In 1889, Hearst sponsored an expedition to capture one of the last remaining grizzly bears in California. The mission was successful, and a bear was brought back alive and put on display in the city. A bear pit was designed by architect William Polk and the bear - named the Monarch Bear - lived in captivity for 22 years, during which time it was used as the model for the bear on the 1911 version the California state flag.
Following the First World War Hearst and other American industrialists competed to snap up as many of Europe's antiquities as they could get their hands on, taking advantage of that continent's urgent need for cash.
Hearst went as far as buying parts of two ruined Spanish monasteries, which he arranged to have disassembled and shipped over to the United States.
Then the Great Depression struck, and Hearst found himself unable to afford the reconstruction of his Spanish monasteries.
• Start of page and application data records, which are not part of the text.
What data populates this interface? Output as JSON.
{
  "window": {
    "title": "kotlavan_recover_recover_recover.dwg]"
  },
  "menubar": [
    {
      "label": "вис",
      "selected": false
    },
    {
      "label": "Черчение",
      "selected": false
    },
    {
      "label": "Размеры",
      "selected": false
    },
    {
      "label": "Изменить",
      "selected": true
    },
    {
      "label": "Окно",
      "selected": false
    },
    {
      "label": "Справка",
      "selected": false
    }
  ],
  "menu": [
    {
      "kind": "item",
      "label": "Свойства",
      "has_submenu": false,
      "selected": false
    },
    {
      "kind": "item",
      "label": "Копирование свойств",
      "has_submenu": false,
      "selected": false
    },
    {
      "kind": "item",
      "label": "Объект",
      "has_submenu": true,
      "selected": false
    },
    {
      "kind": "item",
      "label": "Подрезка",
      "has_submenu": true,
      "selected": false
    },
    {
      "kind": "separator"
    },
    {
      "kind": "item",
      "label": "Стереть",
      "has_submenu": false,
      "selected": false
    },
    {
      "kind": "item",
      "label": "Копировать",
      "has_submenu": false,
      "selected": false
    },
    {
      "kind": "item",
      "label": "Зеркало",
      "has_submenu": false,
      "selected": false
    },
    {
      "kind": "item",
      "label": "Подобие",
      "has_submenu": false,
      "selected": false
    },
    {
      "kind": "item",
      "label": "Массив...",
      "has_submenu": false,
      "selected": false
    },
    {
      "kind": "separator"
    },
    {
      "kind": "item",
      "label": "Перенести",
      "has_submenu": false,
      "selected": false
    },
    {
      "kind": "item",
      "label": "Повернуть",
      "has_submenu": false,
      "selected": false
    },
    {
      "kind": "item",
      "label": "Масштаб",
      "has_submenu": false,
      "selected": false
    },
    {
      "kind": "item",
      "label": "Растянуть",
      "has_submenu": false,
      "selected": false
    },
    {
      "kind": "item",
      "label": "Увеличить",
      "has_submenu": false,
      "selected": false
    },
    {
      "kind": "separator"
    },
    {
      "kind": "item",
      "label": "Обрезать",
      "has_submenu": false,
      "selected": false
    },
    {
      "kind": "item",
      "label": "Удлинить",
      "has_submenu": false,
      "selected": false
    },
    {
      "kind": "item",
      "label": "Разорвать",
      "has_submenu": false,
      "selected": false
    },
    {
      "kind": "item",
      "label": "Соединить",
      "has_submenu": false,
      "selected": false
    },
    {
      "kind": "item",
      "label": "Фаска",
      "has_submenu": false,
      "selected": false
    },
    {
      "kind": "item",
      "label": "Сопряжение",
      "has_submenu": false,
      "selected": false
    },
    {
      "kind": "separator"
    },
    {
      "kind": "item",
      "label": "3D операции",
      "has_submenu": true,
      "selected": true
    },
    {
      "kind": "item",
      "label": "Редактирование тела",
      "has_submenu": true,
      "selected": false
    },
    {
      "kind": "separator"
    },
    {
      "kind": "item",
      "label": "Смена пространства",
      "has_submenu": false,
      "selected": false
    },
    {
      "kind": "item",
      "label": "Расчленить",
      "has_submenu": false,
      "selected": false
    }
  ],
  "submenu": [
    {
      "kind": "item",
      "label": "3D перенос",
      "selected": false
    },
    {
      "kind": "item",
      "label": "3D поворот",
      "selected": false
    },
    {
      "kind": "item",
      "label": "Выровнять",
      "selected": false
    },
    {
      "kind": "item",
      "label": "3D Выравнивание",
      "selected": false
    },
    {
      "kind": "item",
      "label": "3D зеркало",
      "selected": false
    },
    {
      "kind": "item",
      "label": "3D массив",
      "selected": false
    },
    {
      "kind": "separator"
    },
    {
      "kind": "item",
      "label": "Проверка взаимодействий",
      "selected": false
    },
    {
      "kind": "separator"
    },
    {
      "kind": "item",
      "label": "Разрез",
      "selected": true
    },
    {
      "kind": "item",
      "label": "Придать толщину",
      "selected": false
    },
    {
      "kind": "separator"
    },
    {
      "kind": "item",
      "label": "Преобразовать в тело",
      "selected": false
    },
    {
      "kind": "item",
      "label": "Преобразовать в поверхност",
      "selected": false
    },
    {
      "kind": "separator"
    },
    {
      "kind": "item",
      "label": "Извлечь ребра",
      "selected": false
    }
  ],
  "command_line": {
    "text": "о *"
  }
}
One of them - Santa María de Óvila - was sold to the city of San Francisco on the condition that it be re-assembled into a museum in Golden Gate Park.
World War II intervened with those plans, and the monastery stones ended up scattered around the park for several decades.
At some point, somebody arranged some of the stones into circles, on the location of the old Monarch bear pit. The site is now known as Monarch Bear Grove and is cared for by members of OBOD - the Order of Bards, Ovates and Druids.
Most of the monastery stones were moved up to northern California and used to construct a chapter house near Redding in 2005 - but the stone circles in Monarch Bear Grove remain.